WHAT TO DO:
Below are the entries; state how many of their lines contain the string "JSON", and nothing more.

RECORDS SHOWN:
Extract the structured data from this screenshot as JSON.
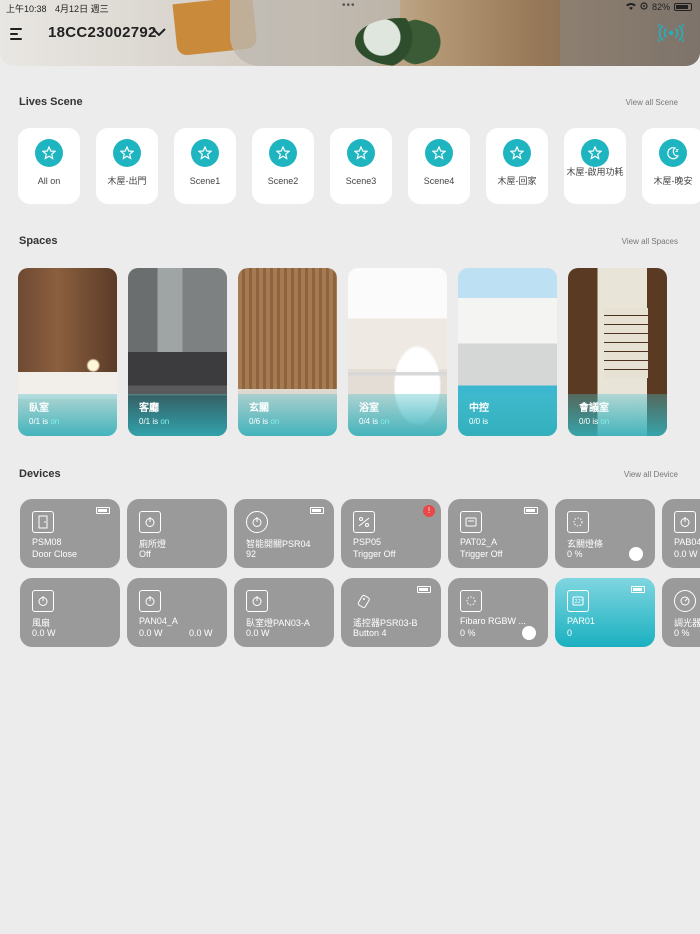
{
  "status": {
    "time": "上午10:38",
    "date": "4月12日 週三",
    "battery": "82%"
  },
  "header": {
    "device_id": "18CC23002792"
  },
  "lives_scene": {
    "title": "Lives Scene",
    "link": "View all Scene",
    "items": [
      {
        "label": "All on",
        "icon": "star-icon"
      },
      {
        "label": "木屋-出門",
        "icon": "star-icon"
      },
      {
        "label": "Scene1",
        "icon": "star-icon"
      },
      {
        "label": "Scene2",
        "icon": "star-icon"
      },
      {
        "label": "Scene3",
        "icon": "star-icon"
      },
      {
        "label": "Scene4",
        "icon": "star-icon"
      },
      {
        "label": "木屋-回家",
        "icon": "star-icon"
      },
      {
        "label": "木屋-啟用功耗",
        "icon": "star-icon"
      },
      {
        "label": "木屋-晚安",
        "icon": "moon-icon"
      }
    ]
  },
  "spaces": {
    "title": "Spaces",
    "link": "View all Spaces",
    "items": [
      {
        "name": "臥室",
        "count": "0/1 is",
        "state": "on"
      },
      {
        "name": "客廳",
        "count": "0/1 is",
        "state": "on"
      },
      {
        "name": "玄關",
        "count": "0/6 is",
        "state": "on"
      },
      {
        "name": "浴室",
        "count": "0/4 is",
        "state": "on"
      },
      {
        "name": "中控",
        "count": "0/0 is",
        "state": ""
      },
      {
        "name": "會議室",
        "count": "0/0 is",
        "state": "on"
      }
    ]
  },
  "devices": {
    "title": "Devices",
    "link": "View all Device",
    "row1": [
      {
        "name": "PSM08",
        "value": "Door Close",
        "icon": "door-icon",
        "battery": true
      },
      {
        "name": "廁所燈",
        "value": "Off",
        "icon": "power-icon"
      },
      {
        "name": "智能開關PSR04",
        "value": "92",
        "icon": "power-icon",
        "battery": true
      },
      {
        "name": "PSP05",
        "value": "Trigger Off",
        "icon": "switch-icon",
        "alert": true
      },
      {
        "name": "PAT02_A",
        "value": "Trigger Off",
        "icon": "sensor-icon",
        "battery": true
      },
      {
        "name": "玄關燈條",
        "value": "0 %",
        "icon": "dimmer-icon",
        "toggle": true
      },
      {
        "name": "PAB04",
        "value": "0.0 W",
        "icon": "power-icon"
      }
    ],
    "row2": [
      {
        "name": "風扇",
        "value": "0.0 W",
        "icon": "power-icon"
      },
      {
        "name": "PAN04_A",
        "value": "0.0 W",
        "value2": "0.0 W",
        "icon": "power-icon"
      },
      {
        "name": "臥室燈PAN03-A",
        "value": "0.0 W",
        "icon": "power-icon"
      },
      {
        "name": "遙控器PSR03-B",
        "value": "Button 4",
        "icon": "remote-icon",
        "battery": true
      },
      {
        "name": "Fibaro RGBW ...",
        "value": "0 %",
        "icon": "dimmer-icon",
        "toggle": true
      },
      {
        "name": "PAR01",
        "value": "0",
        "icon": "thermostat-icon",
        "battery": true,
        "active": true
      },
      {
        "name": "調光器",
        "value": "0 %",
        "icon": "knob-icon"
      }
    ]
  }
}
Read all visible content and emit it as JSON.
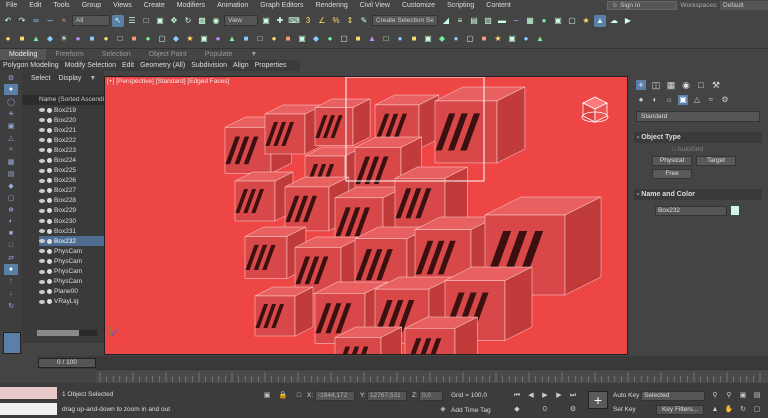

ANSWER BELOW:
2